---- Data shown

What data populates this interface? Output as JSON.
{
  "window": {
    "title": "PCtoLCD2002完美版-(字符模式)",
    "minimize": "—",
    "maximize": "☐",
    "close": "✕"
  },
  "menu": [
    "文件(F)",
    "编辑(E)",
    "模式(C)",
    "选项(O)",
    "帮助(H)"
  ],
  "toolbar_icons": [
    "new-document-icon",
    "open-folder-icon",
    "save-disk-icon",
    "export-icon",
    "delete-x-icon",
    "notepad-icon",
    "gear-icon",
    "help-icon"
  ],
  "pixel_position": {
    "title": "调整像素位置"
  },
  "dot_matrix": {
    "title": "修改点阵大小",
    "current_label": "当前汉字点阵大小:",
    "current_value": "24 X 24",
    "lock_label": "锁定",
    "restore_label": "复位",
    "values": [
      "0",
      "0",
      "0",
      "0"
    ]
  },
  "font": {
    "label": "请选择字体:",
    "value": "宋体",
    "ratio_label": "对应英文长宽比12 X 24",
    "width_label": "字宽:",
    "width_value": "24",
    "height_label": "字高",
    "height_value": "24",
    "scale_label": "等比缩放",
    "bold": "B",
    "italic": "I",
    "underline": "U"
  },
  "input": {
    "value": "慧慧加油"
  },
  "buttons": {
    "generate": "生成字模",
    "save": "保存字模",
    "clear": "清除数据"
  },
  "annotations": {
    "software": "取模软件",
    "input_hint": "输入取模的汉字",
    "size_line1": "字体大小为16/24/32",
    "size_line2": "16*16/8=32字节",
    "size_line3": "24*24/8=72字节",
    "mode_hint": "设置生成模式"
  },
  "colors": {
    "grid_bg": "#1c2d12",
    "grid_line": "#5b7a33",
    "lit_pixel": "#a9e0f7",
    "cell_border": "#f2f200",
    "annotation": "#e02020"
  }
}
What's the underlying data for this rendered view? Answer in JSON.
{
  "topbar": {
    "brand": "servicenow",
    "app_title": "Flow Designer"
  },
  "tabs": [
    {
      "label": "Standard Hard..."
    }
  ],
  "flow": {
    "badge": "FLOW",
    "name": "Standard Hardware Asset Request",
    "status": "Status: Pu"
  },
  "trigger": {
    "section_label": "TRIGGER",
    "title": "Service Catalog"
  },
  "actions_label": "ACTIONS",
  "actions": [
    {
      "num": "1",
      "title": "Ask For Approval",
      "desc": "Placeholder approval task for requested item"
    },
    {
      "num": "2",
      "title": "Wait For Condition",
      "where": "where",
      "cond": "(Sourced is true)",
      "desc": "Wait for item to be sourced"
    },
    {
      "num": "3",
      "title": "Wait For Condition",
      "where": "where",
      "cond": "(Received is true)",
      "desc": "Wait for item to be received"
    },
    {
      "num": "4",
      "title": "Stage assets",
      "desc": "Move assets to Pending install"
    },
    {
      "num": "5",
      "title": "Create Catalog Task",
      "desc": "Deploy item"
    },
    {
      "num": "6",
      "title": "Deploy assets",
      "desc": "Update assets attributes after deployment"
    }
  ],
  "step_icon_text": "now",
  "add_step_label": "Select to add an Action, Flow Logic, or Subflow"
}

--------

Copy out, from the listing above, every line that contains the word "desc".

      "desc": "Placeholder approval task for requested item"
      "desc": "Wait for item to be sourced"
      "desc": "Wait for item to be received"
      "desc": "Move assets to Pending install"
      "desc": "Deploy item"
      "desc": "Update assets attributes after deployment"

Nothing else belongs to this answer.